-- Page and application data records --
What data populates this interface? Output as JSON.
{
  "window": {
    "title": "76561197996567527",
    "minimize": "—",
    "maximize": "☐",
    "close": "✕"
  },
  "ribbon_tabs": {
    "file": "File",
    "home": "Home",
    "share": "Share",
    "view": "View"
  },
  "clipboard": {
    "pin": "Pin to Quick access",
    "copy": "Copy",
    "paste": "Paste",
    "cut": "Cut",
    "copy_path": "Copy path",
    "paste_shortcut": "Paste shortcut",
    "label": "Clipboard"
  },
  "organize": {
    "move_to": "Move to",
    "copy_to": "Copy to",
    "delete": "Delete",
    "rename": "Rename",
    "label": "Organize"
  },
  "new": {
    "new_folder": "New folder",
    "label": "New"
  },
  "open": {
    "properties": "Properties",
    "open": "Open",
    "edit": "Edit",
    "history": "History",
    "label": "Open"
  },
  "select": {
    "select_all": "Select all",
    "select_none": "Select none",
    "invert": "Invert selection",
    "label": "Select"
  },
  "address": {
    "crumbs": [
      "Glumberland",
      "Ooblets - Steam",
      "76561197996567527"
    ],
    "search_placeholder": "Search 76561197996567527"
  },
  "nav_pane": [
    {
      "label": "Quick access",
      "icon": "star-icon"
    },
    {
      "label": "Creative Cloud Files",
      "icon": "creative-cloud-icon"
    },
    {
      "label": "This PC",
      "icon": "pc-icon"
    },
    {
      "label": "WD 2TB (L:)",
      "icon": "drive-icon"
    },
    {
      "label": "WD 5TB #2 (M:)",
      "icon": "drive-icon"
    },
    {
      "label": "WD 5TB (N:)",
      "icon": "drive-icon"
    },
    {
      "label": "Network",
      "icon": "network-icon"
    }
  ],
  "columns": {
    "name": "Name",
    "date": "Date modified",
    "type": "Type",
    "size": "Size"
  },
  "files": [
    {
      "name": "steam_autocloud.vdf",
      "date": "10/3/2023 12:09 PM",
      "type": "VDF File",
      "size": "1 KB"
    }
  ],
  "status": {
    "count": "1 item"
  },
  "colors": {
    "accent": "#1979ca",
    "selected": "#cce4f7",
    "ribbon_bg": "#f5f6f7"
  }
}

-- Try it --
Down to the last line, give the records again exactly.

-- Exercise response --
What data populates this interface? Output as JSON.
{
  "window": {
    "title": "76561197996567527",
    "minimize": "—",
    "maximize": "☐",
    "close": "✕"
  },
  "ribbon_tabs": {
    "file": "File",
    "home": "Home",
    "share": "Share",
    "view": "View"
  },
  "clipboard": {
    "pin": "Pin to Quick access",
    "copy": "Copy",
    "paste": "Paste",
    "cut": "Cut",
    "copy_path": "Copy path",
    "paste_shortcut": "Paste shortcut",
    "label": "Clipboard"
  },
  "organize": {
    "move_to": "Move to",
    "copy_to": "Copy to",
    "delete": "Delete",
    "rename": "Rename",
    "label": "Organize"
  },
  "new": {
    "new_folder": "New folder",
    "label": "New"
  },
  "open": {
    "properties": "Properties",
    "open": "Open",
    "edit": "Edit",
    "history": "History",
    "label": "Open"
  },
  "select": {
    "select_all": "Select all",
    "select_none": "Select none",
    "invert": "Invert selection",
    "label": "Select"
  },
  "address": {
    "crumbs": [
      "Glumberland",
      "Ooblets - Steam",
      "76561197996567527"
    ],
    "search_placeholder": "Search 76561197996567527"
  },
  "nav_pane": [
    {
      "label": "Quick access",
      "icon": "star-icon"
    },
    {
      "label": "Creative Cloud Files",
      "icon": "creative-cloud-icon"
    },
    {
      "label": "This PC",
      "icon": "pc-icon"
    },
    {
      "label": "WD 2TB (L:)",
      "icon": "drive-icon"
    },
    {
      "label": "WD 5TB #2 (M:)",
      "icon": "drive-icon"
    },
    {
      "label": "WD 5TB (N:)",
      "icon": "drive-icon"
    },
    {
      "label": "Network",
      "icon": "network-icon"
    }
  ],
  "columns": {
    "name": "Name",
    "date": "Date modified",
    "type": "Type",
    "size": "Size"
  },
  "files": [
    {
      "name": "steam_autocloud.vdf",
      "date": "10/3/2023 12:09 PM",
      "type": "VDF File",
      "size": "1 KB"
    }
  ],
  "status": {
    "count": "1 item"
  },
  "colors": {
    "accent": "#1979ca",
    "selected": "#cce4f7",
    "ribbon_bg": "#f5f6f7"
  }
}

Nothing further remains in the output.